INSTRUCTIONS TO FOLLOW
Reproduce all the data, character for character.

(DATA FOR ANALYSIS Opens)

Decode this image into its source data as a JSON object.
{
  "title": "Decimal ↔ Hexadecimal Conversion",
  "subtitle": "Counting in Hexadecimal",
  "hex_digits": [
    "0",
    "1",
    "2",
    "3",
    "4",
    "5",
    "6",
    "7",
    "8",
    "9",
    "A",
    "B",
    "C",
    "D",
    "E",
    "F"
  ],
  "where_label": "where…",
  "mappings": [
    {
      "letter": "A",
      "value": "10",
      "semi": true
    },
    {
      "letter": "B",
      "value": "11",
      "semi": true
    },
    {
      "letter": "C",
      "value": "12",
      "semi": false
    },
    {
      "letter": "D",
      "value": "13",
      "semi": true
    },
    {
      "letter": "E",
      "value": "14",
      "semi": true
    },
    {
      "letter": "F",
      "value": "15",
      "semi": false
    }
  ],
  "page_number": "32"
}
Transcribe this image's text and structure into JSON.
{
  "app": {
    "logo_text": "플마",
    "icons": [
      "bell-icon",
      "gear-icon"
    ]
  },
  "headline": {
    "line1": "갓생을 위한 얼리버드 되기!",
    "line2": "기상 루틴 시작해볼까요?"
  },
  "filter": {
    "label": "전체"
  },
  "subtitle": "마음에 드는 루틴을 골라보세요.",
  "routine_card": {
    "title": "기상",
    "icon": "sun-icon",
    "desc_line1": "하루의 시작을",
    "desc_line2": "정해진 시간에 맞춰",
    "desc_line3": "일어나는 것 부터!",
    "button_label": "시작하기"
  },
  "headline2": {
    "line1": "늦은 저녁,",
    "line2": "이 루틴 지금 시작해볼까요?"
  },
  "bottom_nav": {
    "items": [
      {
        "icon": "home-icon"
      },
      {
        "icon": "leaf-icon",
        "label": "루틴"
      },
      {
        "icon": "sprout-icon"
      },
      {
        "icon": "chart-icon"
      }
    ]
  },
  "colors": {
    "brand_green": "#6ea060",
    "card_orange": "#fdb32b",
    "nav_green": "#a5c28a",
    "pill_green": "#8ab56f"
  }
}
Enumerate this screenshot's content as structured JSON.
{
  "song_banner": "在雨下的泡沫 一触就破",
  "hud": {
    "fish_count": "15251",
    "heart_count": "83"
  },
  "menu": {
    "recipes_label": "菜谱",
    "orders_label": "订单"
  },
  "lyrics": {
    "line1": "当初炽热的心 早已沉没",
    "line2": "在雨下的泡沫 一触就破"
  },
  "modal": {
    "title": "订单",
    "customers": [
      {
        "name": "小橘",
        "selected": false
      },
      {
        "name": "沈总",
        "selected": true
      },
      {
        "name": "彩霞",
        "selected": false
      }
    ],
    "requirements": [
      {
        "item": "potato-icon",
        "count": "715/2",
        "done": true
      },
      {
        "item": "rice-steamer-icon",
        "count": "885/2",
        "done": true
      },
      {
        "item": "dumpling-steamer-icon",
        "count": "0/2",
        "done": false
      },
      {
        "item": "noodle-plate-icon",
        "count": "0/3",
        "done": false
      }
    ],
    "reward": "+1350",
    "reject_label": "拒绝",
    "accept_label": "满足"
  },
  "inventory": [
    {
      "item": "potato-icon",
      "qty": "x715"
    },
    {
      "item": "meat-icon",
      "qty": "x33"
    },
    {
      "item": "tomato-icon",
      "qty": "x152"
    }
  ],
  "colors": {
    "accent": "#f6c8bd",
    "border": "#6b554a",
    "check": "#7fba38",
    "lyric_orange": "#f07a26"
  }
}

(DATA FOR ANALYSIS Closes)

OUTPUT
Decode this image into its source data as a JSON object.
{
  "title": "Decimal ↔ Hexadecimal Conversion",
  "subtitle": "Counting in Hexadecimal",
  "hex_digits": [
    "0",
    "1",
    "2",
    "3",
    "4",
    "5",
    "6",
    "7",
    "8",
    "9",
    "A",
    "B",
    "C",
    "D",
    "E",
    "F"
  ],
  "where_label": "where…",
  "mappings": [
    {
      "letter": "A",
      "value": "10",
      "semi": true
    },
    {
      "letter": "B",
      "value": "11",
      "semi": true
    },
    {
      "letter": "C",
      "value": "12",
      "semi": false
    },
    {
      "letter": "D",
      "value": "13",
      "semi": true
    },
    {
      "letter": "E",
      "value": "14",
      "semi": true
    },
    {
      "letter": "F",
      "value": "15",
      "semi": false
    }
  ],
  "page_number": "32"
}
Transcribe this image's text and structure into JSON.
{
  "app": {
    "logo_text": "플마",
    "icons": [
      "bell-icon",
      "gear-icon"
    ]
  },
  "headline": {
    "line1": "갓생을 위한 얼리버드 되기!",
    "line2": "기상 루틴 시작해볼까요?"
  },
  "filter": {
    "label": "전체"
  },
  "subtitle": "마음에 드는 루틴을 골라보세요.",
  "routine_card": {
    "title": "기상",
    "icon": "sun-icon",
    "desc_line1": "하루의 시작을",
    "desc_line2": "정해진 시간에 맞춰",
    "desc_line3": "일어나는 것 부터!",
    "button_label": "시작하기"
  },
  "headline2": {
    "line1": "늦은 저녁,",
    "line2": "이 루틴 지금 시작해볼까요?"
  },
  "bottom_nav": {
    "items": [
      {
        "icon": "home-icon"
      },
      {
        "icon": "leaf-icon",
        "label": "루틴"
      },
      {
        "icon": "sprout-icon"
      },
      {
        "icon": "chart-icon"
      }
    ]
  },
  "colors": {
    "brand_green": "#6ea060",
    "card_orange": "#fdb32b",
    "nav_green": "#a5c28a",
    "pill_green": "#8ab56f"
  }
}
Enumerate this screenshot's content as structured JSON.
{
  "song_banner": "在雨下的泡沫 一触就破",
  "hud": {
    "fish_count": "15251",
    "heart_count": "83"
  },
  "menu": {
    "recipes_label": "菜谱",
    "orders_label": "订单"
  },
  "lyrics": {
    "line1": "当初炽热的心 早已沉没",
    "line2": "在雨下的泡沫 一触就破"
  },
  "modal": {
    "title": "订单",
    "customers": [
      {
        "name": "小橘",
        "selected": false
      },
      {
        "name": "沈总",
        "selected": true
      },
      {
        "name": "彩霞",
        "selected": false
      }
    ],
    "requirements": [
      {
        "item": "potato-icon",
        "count": "715/2",
        "done": true
      },
      {
        "item": "rice-steamer-icon",
        "count": "885/2",
        "done": true
      },
      {
        "item": "dumpling-steamer-icon",
        "count": "0/2",
        "done": false
      },
      {
        "item": "noodle-plate-icon",
        "count": "0/3",
        "done": false
      }
    ],
    "reward": "+1350",
    "reject_label": "拒绝",
    "accept_label": "满足"
  },
  "inventory": [
    {
      "item": "potato-icon",
      "qty": "x715"
    },
    {
      "item": "meat-icon",
      "qty": "x33"
    },
    {
      "item": "tomato-icon",
      "qty": "x152"
    }
  ],
  "colors": {
    "accent": "#f6c8bd",
    "border": "#6b554a",
    "check": "#7fba38",
    "lyric_orange": "#f07a26"
  }
}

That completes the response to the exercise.